The next issue is she hasn't been spayed yet. They only do spayings on Mondays and Thursdays but they couldn't spay her yesterday (Thursday) because they aren't allowed to "alter" a dog in any way while it's still in the stray waiting period. There was debate as to if Monday was the cut off for her waiting or if Tuesday would be her release date, so they originally thought we would have to wait until the 30th to get her spayed and take her home. I've never bought anything in my life on layaway but apparently I'm going to get our next dog that way.

There are times when it pays to be persistent. I called again today to confirm the arrangements. The plan changed from calling on Sunday to confirm we want her to coming in on Sunday and paying for her. At that point they'll put her on the list to be spayed on Monday if there's still room. If not, they will want to keep her until Thursday when they can spay her. We'll see if that story changes again since their kennels are very full right now and they have some dogs doubled up just to conserve space.
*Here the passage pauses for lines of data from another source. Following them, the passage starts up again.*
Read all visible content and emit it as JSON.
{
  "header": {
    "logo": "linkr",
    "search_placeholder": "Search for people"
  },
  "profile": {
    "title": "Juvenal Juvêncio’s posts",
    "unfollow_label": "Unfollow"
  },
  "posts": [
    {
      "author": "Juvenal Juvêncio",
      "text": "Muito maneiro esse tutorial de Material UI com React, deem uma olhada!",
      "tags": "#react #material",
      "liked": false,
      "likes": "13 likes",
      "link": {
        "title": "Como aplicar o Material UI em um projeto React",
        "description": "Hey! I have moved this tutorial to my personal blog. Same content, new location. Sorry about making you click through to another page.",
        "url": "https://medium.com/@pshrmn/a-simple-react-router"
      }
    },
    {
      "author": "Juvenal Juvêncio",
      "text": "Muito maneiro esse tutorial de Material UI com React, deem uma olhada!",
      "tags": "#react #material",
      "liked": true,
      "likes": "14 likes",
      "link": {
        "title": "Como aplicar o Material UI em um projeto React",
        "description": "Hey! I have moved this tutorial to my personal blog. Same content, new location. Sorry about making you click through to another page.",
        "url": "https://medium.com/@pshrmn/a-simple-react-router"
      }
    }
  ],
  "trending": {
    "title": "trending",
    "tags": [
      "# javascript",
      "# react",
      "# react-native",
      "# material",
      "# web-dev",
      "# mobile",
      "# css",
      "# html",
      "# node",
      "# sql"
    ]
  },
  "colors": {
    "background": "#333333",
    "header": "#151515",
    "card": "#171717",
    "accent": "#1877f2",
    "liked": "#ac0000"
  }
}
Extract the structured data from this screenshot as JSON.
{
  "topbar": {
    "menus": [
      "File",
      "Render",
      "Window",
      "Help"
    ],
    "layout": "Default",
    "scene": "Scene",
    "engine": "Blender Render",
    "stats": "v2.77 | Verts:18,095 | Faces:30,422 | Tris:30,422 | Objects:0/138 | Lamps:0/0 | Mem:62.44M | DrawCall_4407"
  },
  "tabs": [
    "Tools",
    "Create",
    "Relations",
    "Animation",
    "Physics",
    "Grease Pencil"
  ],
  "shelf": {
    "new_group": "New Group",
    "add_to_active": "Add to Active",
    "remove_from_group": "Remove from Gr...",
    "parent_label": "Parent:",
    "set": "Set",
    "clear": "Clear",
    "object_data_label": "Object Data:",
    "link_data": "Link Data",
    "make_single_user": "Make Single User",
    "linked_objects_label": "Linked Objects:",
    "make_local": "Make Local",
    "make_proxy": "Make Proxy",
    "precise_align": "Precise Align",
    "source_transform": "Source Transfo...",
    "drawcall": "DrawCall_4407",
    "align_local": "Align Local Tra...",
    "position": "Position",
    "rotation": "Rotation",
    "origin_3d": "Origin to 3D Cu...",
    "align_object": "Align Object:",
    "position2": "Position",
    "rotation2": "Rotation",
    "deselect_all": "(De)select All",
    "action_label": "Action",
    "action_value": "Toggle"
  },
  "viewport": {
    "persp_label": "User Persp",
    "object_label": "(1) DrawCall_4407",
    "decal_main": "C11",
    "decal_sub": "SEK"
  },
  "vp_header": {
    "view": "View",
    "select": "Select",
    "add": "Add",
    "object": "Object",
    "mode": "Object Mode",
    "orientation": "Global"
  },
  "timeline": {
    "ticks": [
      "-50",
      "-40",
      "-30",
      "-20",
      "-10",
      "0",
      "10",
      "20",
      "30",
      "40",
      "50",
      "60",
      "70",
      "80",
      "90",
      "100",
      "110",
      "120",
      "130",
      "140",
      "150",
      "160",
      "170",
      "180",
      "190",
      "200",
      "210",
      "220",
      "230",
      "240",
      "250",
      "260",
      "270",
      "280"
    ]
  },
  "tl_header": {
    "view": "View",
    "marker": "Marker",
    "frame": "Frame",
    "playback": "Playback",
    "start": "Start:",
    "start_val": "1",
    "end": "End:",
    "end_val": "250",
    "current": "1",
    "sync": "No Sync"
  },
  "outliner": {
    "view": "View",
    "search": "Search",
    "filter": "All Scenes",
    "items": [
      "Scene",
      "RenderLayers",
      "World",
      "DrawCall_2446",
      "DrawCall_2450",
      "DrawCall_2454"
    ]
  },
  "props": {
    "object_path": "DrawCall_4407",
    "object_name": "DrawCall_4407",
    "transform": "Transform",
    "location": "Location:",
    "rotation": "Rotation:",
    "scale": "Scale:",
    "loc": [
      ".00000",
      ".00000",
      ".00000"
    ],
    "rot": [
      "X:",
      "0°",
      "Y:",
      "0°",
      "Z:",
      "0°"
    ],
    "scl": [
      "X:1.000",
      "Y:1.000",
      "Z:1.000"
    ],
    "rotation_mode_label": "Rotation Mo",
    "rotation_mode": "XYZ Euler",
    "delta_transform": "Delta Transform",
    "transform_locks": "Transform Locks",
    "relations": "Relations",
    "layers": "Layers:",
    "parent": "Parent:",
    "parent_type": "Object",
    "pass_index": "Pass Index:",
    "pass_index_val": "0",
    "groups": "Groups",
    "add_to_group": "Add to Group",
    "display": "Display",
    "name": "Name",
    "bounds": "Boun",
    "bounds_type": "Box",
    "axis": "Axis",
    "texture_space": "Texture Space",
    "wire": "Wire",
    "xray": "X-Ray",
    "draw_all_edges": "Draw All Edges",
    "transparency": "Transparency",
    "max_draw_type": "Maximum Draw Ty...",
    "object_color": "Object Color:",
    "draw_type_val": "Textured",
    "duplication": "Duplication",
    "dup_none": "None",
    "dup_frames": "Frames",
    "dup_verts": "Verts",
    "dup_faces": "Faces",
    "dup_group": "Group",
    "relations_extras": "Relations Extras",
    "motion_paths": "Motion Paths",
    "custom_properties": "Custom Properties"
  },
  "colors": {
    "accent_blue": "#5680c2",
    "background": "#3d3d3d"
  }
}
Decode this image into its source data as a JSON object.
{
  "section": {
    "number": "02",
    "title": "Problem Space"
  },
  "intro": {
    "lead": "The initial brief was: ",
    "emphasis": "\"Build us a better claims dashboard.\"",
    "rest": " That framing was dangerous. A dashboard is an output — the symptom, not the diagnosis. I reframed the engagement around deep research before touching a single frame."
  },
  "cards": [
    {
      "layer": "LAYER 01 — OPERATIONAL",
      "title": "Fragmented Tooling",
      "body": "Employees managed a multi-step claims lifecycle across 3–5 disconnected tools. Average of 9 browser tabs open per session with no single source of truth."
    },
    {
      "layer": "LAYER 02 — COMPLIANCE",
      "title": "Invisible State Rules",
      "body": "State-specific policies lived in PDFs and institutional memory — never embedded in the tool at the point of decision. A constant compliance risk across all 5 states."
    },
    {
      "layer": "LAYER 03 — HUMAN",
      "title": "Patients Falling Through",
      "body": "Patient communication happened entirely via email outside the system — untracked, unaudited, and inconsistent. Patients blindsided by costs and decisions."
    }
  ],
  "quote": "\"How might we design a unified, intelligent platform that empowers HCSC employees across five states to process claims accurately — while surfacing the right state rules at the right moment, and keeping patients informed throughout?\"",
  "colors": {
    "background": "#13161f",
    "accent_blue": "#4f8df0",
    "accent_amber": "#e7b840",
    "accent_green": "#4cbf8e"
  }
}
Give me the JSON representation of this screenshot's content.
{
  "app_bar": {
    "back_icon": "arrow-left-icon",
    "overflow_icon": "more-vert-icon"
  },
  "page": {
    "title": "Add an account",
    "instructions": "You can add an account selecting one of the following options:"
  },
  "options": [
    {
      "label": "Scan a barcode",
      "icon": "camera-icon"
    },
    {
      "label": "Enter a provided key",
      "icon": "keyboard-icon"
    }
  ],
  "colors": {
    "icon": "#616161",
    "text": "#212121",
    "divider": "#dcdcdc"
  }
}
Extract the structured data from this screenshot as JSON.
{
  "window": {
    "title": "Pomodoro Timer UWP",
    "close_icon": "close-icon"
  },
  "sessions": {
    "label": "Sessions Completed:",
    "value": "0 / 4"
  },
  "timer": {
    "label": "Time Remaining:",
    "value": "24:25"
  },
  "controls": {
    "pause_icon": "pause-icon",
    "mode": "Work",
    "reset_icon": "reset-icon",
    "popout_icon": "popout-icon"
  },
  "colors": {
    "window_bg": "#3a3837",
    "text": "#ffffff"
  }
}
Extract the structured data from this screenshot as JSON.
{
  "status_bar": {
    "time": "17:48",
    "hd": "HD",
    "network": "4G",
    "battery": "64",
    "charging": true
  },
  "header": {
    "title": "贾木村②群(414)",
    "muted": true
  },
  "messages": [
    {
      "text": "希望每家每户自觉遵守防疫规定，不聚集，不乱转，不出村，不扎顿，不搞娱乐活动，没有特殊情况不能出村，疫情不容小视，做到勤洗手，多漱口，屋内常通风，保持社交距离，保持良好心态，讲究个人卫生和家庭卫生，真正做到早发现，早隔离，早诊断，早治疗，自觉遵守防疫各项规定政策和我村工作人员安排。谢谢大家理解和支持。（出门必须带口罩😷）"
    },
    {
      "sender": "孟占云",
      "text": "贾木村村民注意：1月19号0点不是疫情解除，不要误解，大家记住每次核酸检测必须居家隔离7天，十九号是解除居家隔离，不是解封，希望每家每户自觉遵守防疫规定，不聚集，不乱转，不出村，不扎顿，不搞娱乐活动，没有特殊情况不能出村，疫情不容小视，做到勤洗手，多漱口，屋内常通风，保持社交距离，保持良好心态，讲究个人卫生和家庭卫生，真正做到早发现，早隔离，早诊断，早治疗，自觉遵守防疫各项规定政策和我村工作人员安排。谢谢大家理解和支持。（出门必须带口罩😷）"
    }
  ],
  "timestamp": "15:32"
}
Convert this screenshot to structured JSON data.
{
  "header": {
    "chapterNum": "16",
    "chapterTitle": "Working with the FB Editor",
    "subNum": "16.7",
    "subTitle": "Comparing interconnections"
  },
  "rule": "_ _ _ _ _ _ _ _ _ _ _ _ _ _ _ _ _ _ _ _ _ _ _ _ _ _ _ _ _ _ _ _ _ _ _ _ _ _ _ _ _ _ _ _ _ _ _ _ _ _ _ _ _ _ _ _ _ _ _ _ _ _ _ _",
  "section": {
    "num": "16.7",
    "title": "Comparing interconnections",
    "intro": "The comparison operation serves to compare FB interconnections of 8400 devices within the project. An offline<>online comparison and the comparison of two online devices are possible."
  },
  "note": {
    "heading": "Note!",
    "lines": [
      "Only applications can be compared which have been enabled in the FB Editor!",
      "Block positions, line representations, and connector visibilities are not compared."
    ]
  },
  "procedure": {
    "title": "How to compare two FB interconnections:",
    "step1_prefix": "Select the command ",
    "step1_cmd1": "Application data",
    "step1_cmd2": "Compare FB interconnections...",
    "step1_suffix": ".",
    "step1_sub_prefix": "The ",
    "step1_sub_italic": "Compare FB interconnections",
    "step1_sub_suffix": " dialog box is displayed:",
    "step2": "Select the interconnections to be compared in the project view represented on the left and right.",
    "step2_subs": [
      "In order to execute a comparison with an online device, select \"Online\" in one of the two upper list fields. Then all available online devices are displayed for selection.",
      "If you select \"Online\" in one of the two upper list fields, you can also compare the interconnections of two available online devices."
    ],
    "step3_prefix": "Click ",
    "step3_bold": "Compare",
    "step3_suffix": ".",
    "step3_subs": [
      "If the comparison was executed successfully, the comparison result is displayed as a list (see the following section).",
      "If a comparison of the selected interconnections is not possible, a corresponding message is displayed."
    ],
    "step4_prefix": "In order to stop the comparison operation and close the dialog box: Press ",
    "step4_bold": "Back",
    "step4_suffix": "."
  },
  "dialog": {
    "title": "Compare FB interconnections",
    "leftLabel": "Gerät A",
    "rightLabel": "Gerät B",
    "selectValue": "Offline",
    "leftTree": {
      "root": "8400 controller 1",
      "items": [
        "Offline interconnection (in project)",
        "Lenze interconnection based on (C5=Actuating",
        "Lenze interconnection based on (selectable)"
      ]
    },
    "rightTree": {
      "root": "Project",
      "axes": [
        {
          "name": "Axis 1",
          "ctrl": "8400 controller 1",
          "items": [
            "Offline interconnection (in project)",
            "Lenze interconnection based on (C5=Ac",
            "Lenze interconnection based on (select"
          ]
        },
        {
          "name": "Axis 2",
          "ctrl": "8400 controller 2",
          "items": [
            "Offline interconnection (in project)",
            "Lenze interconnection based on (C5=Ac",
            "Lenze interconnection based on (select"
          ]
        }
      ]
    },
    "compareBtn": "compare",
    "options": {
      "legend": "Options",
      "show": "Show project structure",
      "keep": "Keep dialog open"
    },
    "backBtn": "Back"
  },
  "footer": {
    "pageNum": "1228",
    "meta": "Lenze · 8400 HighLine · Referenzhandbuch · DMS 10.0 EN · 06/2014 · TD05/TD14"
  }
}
If they receive a lot of dogs over the weekend they may be willing to let her come home with us just to free up a "bed" for another homeless dog. I'm not holding my breath on that, but we'll play it by ear.

The good news is we have picked out a very sweet dog that gets along really well with Sarah and shows a lot of potential to be a fun loving pup. The family that brought her in said she was "under 1 year" old but that got translated in the paperwork to "1 year." Given the size of her paws and the remaining puppy fluff in her fur, I'd estimate she's around 9-10 months old. She's about 45 pounds now and will probably gain another 10 or so ... maybe 20 since she's pretty scrawny now. Remind me of this premonition when I discover six months from now we found the one doberman/great dane mix in all of Virginia Beach and she's nearly 100 pounds. But she'll be the sweetest pony in the neighborhood and all the kids will want to line up to ride her.

I'm willing to wait until Thursday to take her home if we have to, but would like to get her out of the Big House since it's stressing her out. She's a sensitive soul and too pretty to go to jail. Perhaps she will make parole by Monday. I know we're talking about a matter of days compared to the rest of her life, but looking for a dog at the pound is a tiring ordeal and I'll be happy when we're through with it. There are so many quality animals there that just need the right family to help them, hopefully we'll be happy with our decision. And for all of you who made it this far through my epic tale of dog survival, we'll be visiting her on Sunday and I'll be bringing my camera. I'll post a picture of her once we get home!